Experimentation: When all else fails, you can always count on the trusted ‘trial & error’ method ( i.e. experimentation). Consider volunteering or taking up assignments in a variety of roles to ascertain which one(s) resonate with you (and those that don’t). I know some large organisation which practice an ‘inverted T’-model of career development for their young managers. These managers are consciously exposed to different assignments during their early years to enable them gain breadth(and rich variety) of experiences. Used well, it can serve as a great self-discovery process. I was fortunate to be exposed to ‘starter’, ‘builder’ and ‘turnaround’ -type roles during my first 7 years in the Corporate world. This helped me get a good sense of roles that played to my strengths and those that didn’t. A major caveat with this ‘experimentation’ route is that it is ideal during the early years when the cost of failure - both to the business and yourself - is relatively low and inexpensive.
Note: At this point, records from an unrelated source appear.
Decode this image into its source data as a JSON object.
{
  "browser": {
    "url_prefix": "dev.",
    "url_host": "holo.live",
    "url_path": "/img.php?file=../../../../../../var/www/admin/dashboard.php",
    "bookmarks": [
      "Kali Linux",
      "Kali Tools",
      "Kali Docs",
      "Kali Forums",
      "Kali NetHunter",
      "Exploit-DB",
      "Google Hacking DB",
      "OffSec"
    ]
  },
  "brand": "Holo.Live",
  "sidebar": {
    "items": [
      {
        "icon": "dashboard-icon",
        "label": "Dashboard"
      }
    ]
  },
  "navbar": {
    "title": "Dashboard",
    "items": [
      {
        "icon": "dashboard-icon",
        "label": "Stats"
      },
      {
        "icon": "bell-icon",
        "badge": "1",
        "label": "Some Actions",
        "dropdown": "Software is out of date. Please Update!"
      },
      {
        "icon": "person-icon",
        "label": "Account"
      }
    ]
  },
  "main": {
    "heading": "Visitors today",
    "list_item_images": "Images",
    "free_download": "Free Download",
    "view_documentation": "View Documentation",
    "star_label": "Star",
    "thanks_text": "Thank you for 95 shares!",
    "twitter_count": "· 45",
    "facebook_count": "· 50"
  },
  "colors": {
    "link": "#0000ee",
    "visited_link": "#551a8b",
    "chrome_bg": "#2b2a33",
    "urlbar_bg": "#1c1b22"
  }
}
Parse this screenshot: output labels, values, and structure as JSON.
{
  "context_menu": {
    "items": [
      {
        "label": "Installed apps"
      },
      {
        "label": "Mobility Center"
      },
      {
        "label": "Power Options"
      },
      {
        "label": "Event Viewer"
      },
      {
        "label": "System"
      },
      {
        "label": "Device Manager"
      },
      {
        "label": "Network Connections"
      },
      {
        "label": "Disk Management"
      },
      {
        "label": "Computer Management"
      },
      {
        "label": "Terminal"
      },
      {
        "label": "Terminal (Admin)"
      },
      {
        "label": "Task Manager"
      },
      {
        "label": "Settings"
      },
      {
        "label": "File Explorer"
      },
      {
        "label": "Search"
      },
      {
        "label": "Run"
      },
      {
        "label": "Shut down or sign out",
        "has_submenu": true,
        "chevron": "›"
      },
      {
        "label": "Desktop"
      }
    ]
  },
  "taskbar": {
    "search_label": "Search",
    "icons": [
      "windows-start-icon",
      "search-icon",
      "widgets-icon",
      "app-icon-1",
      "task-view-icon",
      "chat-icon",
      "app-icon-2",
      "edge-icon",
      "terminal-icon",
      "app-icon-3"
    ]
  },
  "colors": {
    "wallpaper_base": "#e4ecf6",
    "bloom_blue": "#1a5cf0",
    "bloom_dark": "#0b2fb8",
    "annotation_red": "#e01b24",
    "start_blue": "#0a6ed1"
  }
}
In other words, when you have many more years ahead(and opportunities too) to recover- from any initial career setbacks.

Thanks in part to this experimentation process, I have no shame in admitting I am not cast in the mould of a Carlos Ghosn( Ex- Nissan CEO ) or Sergio Marchionne ( Ex-Fiat Chrysler CEO) whose expertise lie in orchestrating major business turnarounds- rescuing great businesses from the abyss of despair.

Read Peter Drucker’s HBR article ‘Managing Oneself’: In this highly influential article( Drucker lists some questions we must answer on this self-discovery journey. These are “what am I good at”?, “how do I work/perform”? what are my values? what should I contribute ..and dynamics of taking responsibility for relationship management. “Successful careers, he reminds us… develop when people are prepared for opportunities because they know their strengths, their method of work and their values.  

The power of this self-knowledge plays out powerfully even in circumstances when you are assigned roles that do not play to your strengths, Drucker explains that you can make a case for a job re-design. How? “Yes, I will do that( referring to say the non-ideal role). But this is the way I should be doing it. This is the way it should be structured. This is the way the relationships should be. These are the kind of results you should expect from me, and in this time frame, because this is who I am”.

Hopefully, some of the above pointers will prove useful whether you are just starting out, at mid-point or even in the process of re-ordering your steps on the career path. Wishing you great success in identifying appropriate roles to go for that will enhance your chances of career success